The Michigan state prison system has banned Frantz Fanon’s seminal race theory book “Black Skin, White Masks” from its libraries. Here’s how legal experts and his daughter, Mireille Fanon-Mendès, are fighting to get the classic back into prisoners’ hands.
Few writers have had as profound an impact on critical race theory as Frantz Fanon. Born in 1925 on the French colony of Martinique, the psychiatrist, philosopher, writer and revolutionary published two seminal books on colonialism and Black consciousness,“The Wretched of the Earth” and “Black Skin, White Masks,” before he died of leukemia at age 36.
In particular, “Black Skin, White Masks” breaks ground by examining the experience of race under colonization through a blend of autobiographical, philosophical and psychological analysis. The book makes important connections between mental illness and the experience of systemic oppression.
That’s why activists are asking the Michigan Department of Corrections (MDOC) why it has banned the seminal text from its prison libraries on grounds that it “advocates racial supremacy.” Among the other 42 books banned for this reason are Adolph Hitler’s autobiographical “Mein Kampf” and “The Turner Diaries,” the White nationalist novel that inspired Timothy McVeigh to bomb the Alfred P. Murrah Federal building in Oklahoma City, Oklahoma.
“Prison systems have long banned books that seek to inspire and intellectually liberate Black people,” says Justin Hansford, executive director of the Thurgood Marshall Civil Rights Center at Howard University School of Law. “It is part of the deeply entrenched, systemic injustice that exists in our criminal justice system.” In late June, Hansford, along with the Michigan ACLU and Fanon’s daughter, Mireille Fanon-Mendès France, sent a letter to the MDOC demanding that the book be removed from the banned list or face legal action.
The letter, addressed to MDOC director Heidi Washington, contends that the ban violates the United States and Michigan state constitutions and the agency’s internal policies that direct it to “provide humane and protective custodial care, [and] rehabilitative opportunities.” Signed by a number of scholars including Cornel West, the letter also notes that incarcerated people do not abdicate their First Amendment rights upon conviction.
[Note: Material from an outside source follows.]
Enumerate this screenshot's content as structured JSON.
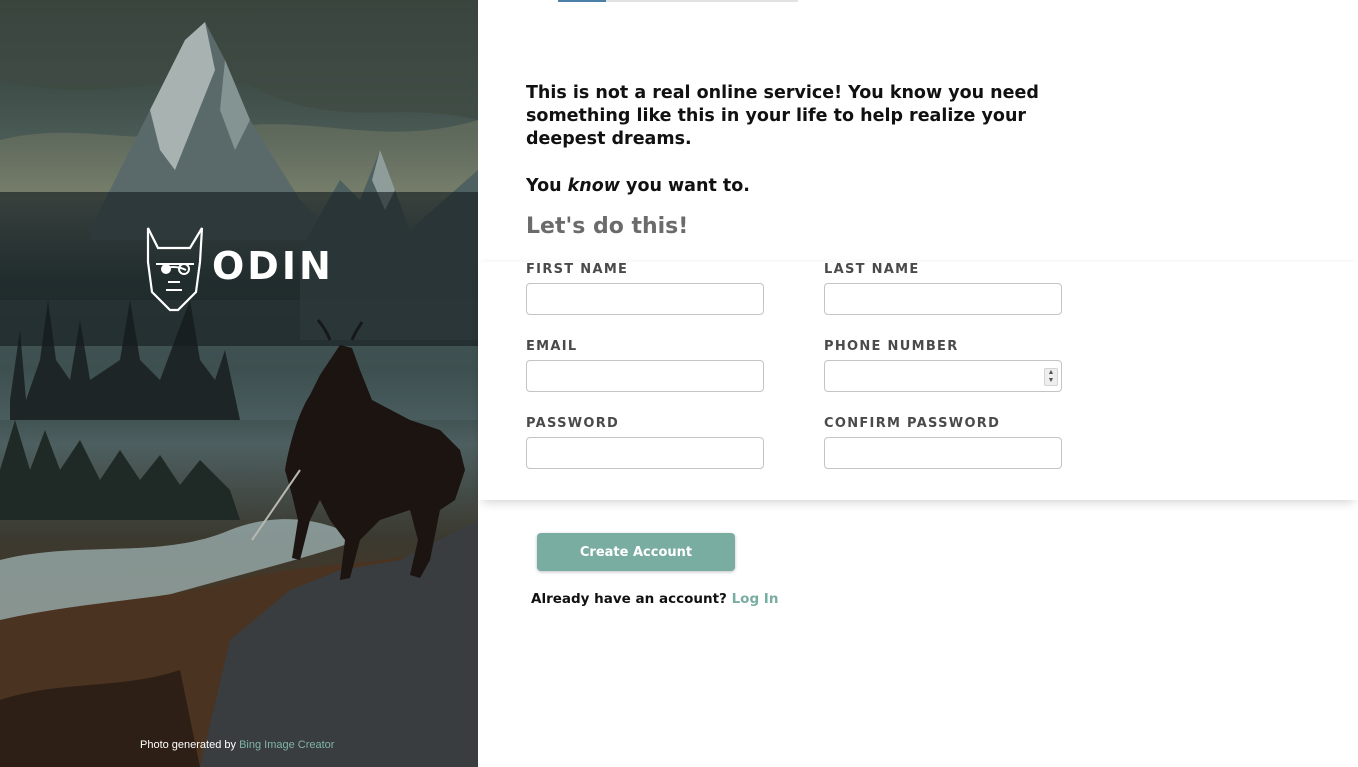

Colorlines spoke to Fanon’s daughter, an activist and scholar in her own right, about the MDOC ban and her father’s legacy.
What was your reaction to the MDOC ban on “Black Skin, White Masks”?
I was surprised. It is incomprehensible that MDOC has banned a book that is not only educational but restorative.
What do you make of MDOC labeling the book as “advocating racial supremacy” and listing it along with racist texts such as “Mein Kampf” and “The Turner Diaries”?
This type of argument is very often used by those who are afraid that their White privileges will be questioned by those they racialize and exclude. This prohibition [actually] shows how Fanon’s thought [is] liberating, even emancipatory.
How did you come to partner with Howard law and ACLU of Michigan?
I brought the idea to Justin Hansford [at Howard] about two years ago, after I read in this [Muckrock] article about how the book was banned in Michigan. Justin then contacted Michael Steinberg at the ACLU and asked if he wanted to join in. We began working on it in 2018. Three semesters of Howard law students drafted the letter, under the supervision of Michael and clinical professors.
Have you ever heard from incarcerated or formerly incarcerated people about the influence of your father’s work?
Yes, and in different parts of the world: Palestine, U.S.A., Mexico, Chile, France, Algeria. All were incarcerated or formally incarcerated people [telling] me the reading of “Black Skin, White Masks” brought them strength.
What do you want readers to know about the legacy of your father’s work and its relevance today?
My father was a thinker and man of action. Fanon is surprisingly topical in his political, psychological and social analysis. [It] goes beyond the context in which it was developed. Neither an apology for violence nor a call to revenge, Fanon’s thought is that, This is the exaltation of the freedom and universality of the struggles for justice. One must question the colonial [nature] of the power that banned this book. We must work on its deconstruction and decolonization.